◆ **Required action**: Within the records below, filter for lines carrying the word "FLASH" and copy them.

═════ Material for the task ═════

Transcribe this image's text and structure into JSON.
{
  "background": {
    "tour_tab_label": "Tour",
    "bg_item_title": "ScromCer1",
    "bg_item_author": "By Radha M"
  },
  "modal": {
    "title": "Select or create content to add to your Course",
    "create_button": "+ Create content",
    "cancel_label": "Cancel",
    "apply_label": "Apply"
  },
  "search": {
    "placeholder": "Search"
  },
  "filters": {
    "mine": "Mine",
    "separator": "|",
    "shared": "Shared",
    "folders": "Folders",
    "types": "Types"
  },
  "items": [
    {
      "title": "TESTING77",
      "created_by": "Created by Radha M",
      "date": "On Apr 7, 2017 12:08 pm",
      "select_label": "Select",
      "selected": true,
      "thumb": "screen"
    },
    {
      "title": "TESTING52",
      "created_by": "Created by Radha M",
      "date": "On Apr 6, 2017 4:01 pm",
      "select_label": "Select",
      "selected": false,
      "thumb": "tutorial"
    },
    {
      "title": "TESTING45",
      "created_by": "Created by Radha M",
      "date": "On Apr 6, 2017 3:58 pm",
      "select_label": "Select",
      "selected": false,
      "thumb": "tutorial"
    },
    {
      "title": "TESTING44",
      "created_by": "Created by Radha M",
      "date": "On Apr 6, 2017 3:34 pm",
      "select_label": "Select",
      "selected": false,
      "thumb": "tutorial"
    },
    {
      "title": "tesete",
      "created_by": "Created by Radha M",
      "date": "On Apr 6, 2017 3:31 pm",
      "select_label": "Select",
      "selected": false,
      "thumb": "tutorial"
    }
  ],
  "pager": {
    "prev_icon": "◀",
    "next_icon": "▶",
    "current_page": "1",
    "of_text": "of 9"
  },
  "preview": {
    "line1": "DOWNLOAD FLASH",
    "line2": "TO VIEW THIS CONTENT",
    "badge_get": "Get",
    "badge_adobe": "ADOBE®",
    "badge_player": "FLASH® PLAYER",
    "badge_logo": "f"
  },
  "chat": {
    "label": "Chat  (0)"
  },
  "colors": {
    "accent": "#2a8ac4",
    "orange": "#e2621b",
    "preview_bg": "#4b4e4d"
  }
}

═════

◆ **Answer to the exercise**:
    "line1": "DOWNLOAD FLASH",
    "badge_player": "FLASH® PLAYER",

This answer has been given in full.